• _Task objective_
Retrieve each line that contains the word "this" from the entries below.

*** Data for the task Section Begins ***

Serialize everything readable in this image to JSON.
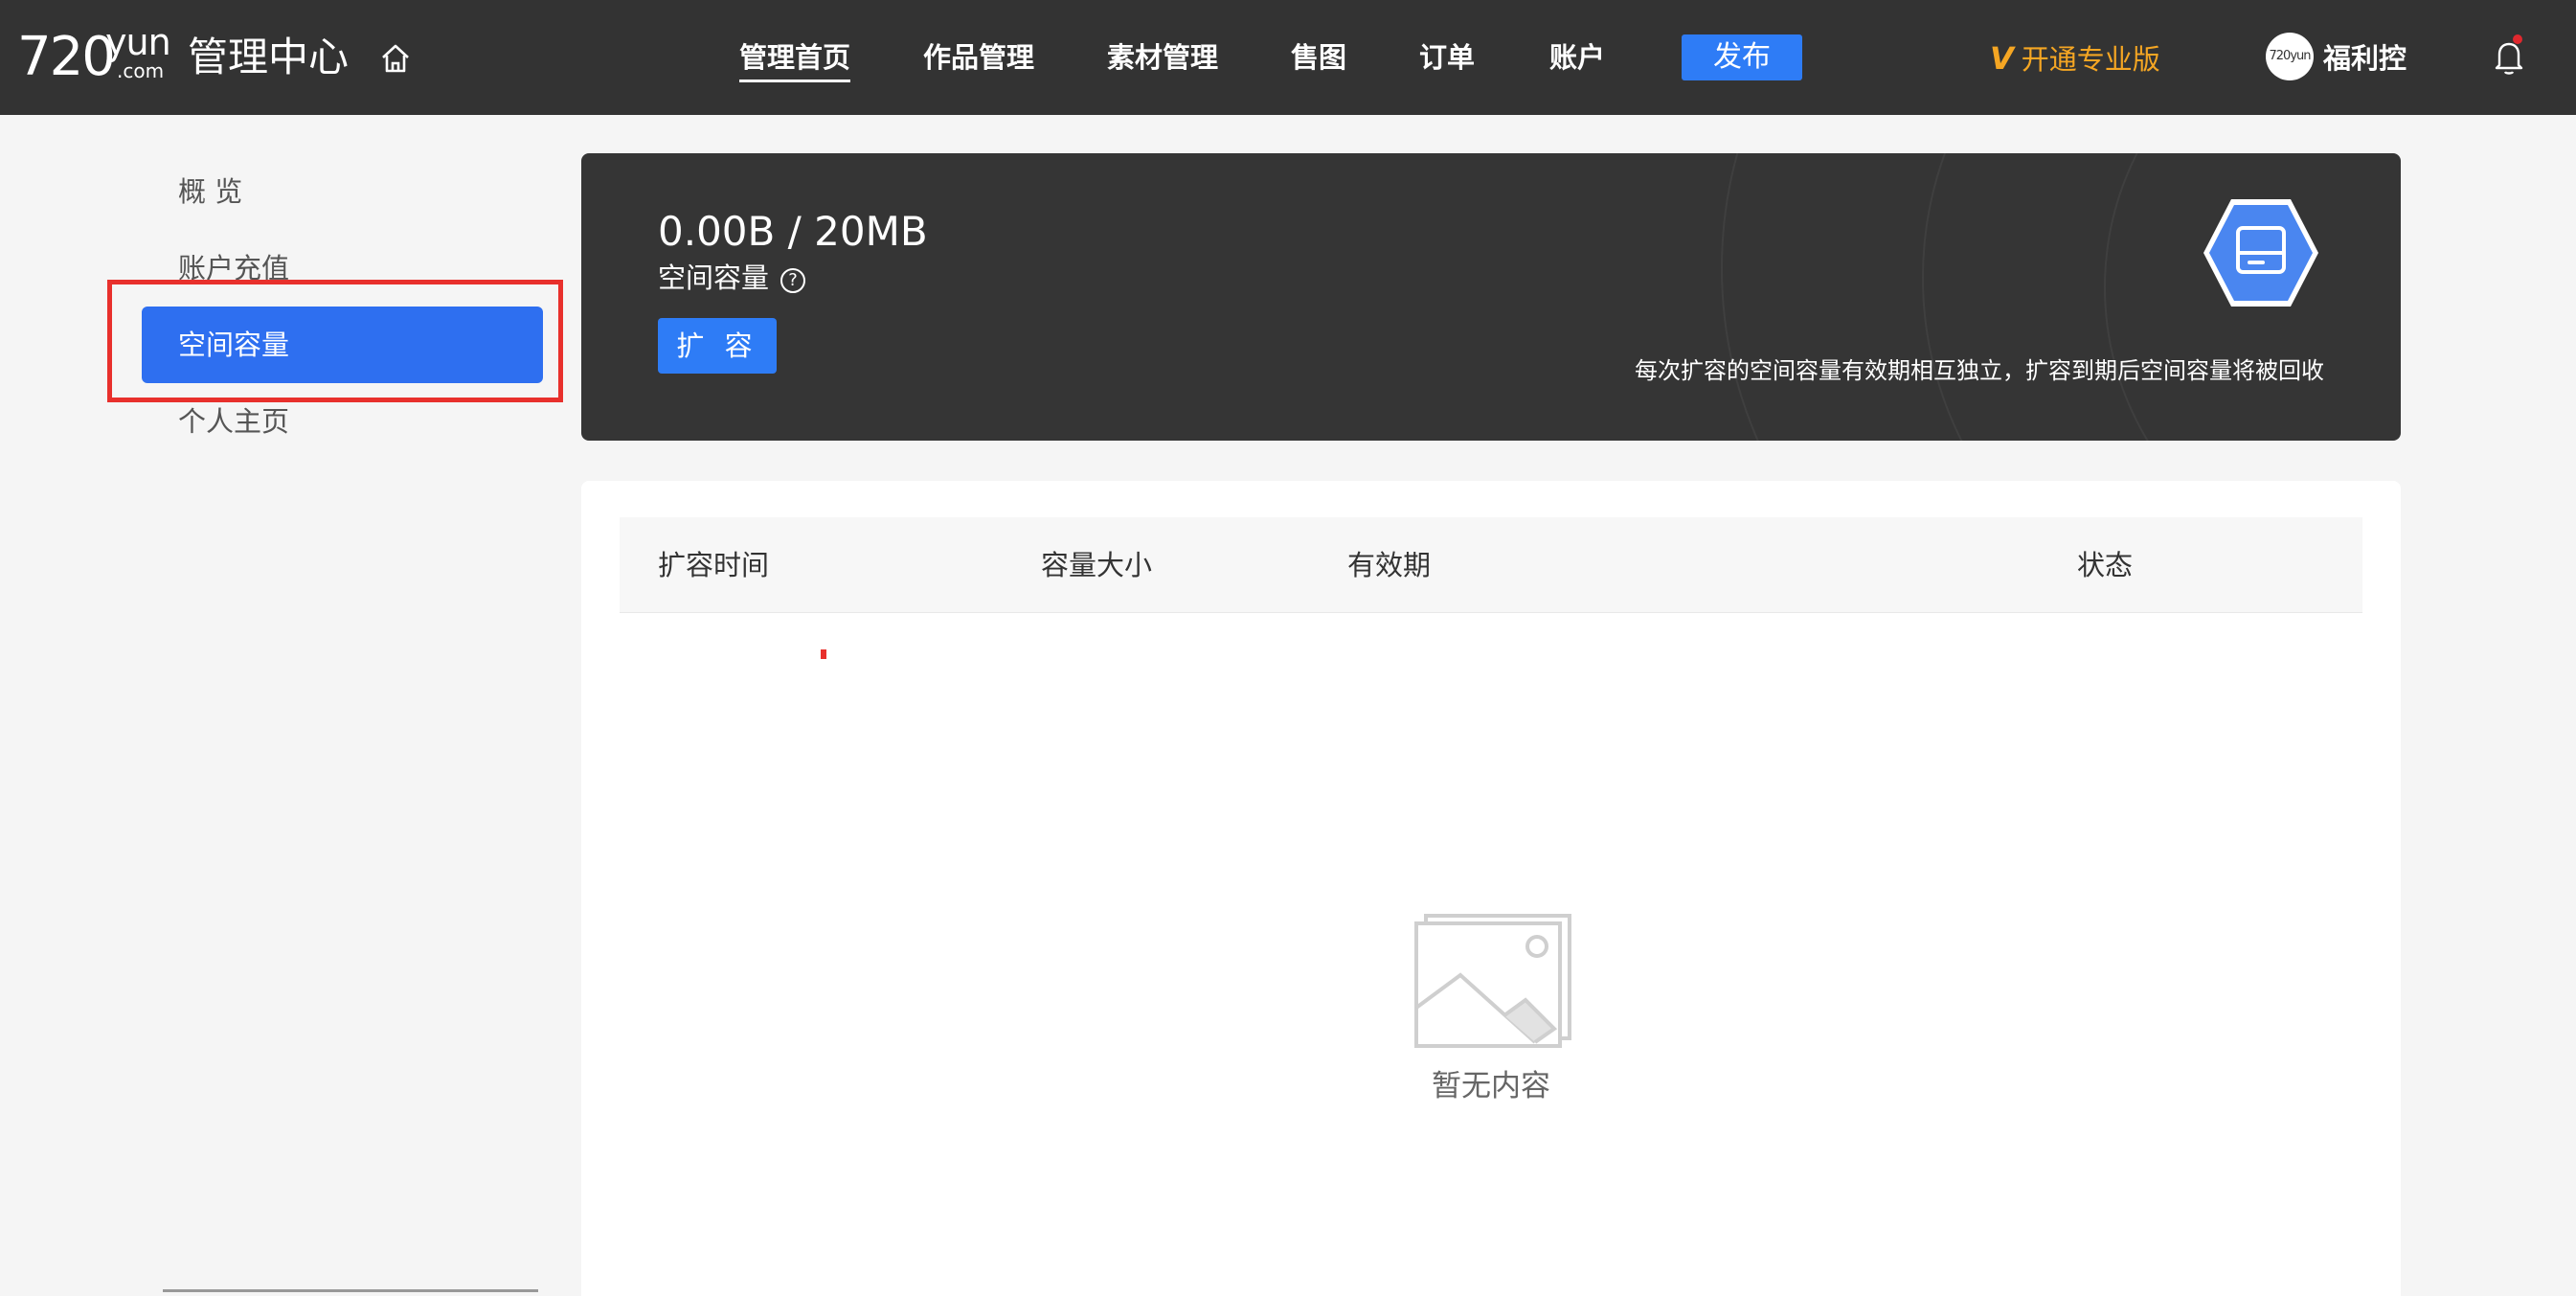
{
  "header": {
    "logo_num": "720",
    "logo_yun": "yun",
    "logo_com": ".com",
    "title": "管理中心",
    "nav": [
      {
        "label": "管理首页"
      },
      {
        "label": "作品管理"
      },
      {
        "label": "素材管理"
      },
      {
        "label": "售图"
      },
      {
        "label": "订单"
      },
      {
        "label": "账户"
      }
    ],
    "publish_label": "发布",
    "pro_v": "V",
    "pro_label": "开通专业版",
    "avatar_text": "720yun",
    "username": "福利控"
  },
  "sidebar": {
    "items": [
      {
        "label": "概 览"
      },
      {
        "label": "账户充值"
      },
      {
        "label": "空间容量"
      },
      {
        "label": "个人主页"
      }
    ]
  },
  "capacity": {
    "value": "0.00B / 20MB",
    "label": "空间容量",
    "help_symbol": "?",
    "expand_label": "扩 容",
    "note": "每次扩容的空间容量有效期相互独立，扩容到期后空间容量将被回收"
  },
  "table": {
    "columns": [
      "扩容时间",
      "容量大小",
      "有效期",
      "状态"
    ],
    "rows": [],
    "empty_text": "暂无内容"
  },
  "colors": {
    "topbar": "#333333",
    "accent": "#2e7cf6",
    "pro": "#f5a623",
    "highlight_box": "#e8302c"
  }
}
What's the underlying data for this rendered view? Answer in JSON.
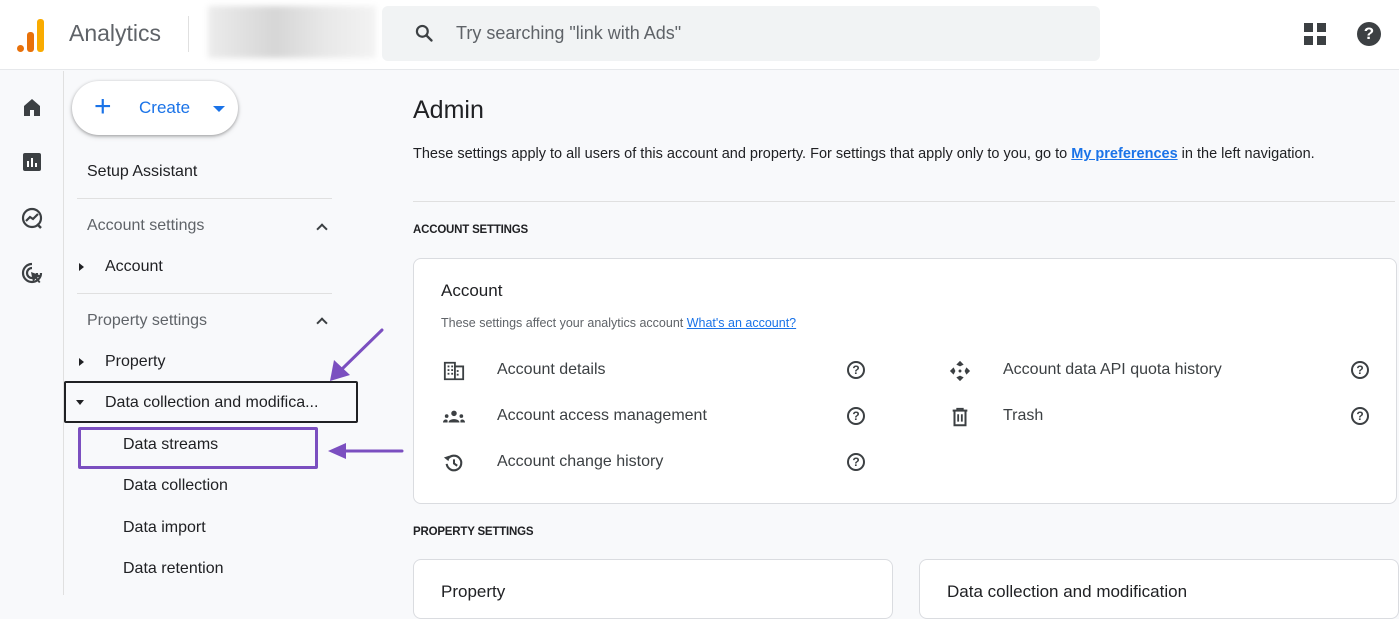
{
  "app": {
    "title": "Analytics"
  },
  "search": {
    "placeholder": "Try searching \"link with Ads\""
  },
  "topbar_icons": {
    "apps": "apps-grid-icon",
    "help": "help-icon",
    "help_glyph": "?"
  },
  "rail": [
    {
      "icon": "home-icon",
      "label": "Home"
    },
    {
      "icon": "reports-icon",
      "label": "Reports"
    },
    {
      "icon": "explore-icon",
      "label": "Explore"
    },
    {
      "icon": "advertising-icon",
      "label": "Advertising"
    }
  ],
  "nav": {
    "create_label": "Create",
    "create_plus": "+",
    "setup_assistant": "Setup Assistant",
    "account_settings": "Account settings",
    "account": "Account",
    "property_settings": "Property settings",
    "property": "Property",
    "data_collection_group": "Data collection and modifica...",
    "sub_items": [
      "Data streams",
      "Data collection",
      "Data import",
      "Data retention"
    ],
    "highlighted_item": "Data streams"
  },
  "main": {
    "title": "Admin",
    "desc_prefix": "These settings apply to all users of this account and property. For settings that apply only to you, go to ",
    "desc_link": "My preferences",
    "desc_suffix": " in the left navigation.",
    "account_section_label": "ACCOUNT SETTINGS",
    "property_section_label": "PROPERTY SETTINGS",
    "account_card": {
      "title": "Account",
      "subtitle": "These settings affect your analytics account ",
      "subtitle_link": "What's an account?",
      "left_items": [
        {
          "label": "Account details",
          "icon": "building-icon"
        },
        {
          "label": "Account access management",
          "icon": "people-icon"
        },
        {
          "label": "Account change history",
          "icon": "history-icon"
        }
      ],
      "right_items": [
        {
          "label": "Account data API quota history",
          "icon": "api-quota-icon"
        },
        {
          "label": "Trash",
          "icon": "trash-icon"
        }
      ],
      "help_glyph": "?"
    },
    "property_card": {
      "title": "Property"
    },
    "data_collection_card": {
      "title": "Data collection and modification"
    }
  },
  "annotations": {
    "color": "#7b4fc0"
  }
}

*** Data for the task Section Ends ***

• _Task response_
Serialize everything readable in this image to JSON.
What's the underlying data for this rendered view? Answer in JSON.
    "desc_prefix": "These settings apply to all users of this account and property. For settings that apply only to you, go to ",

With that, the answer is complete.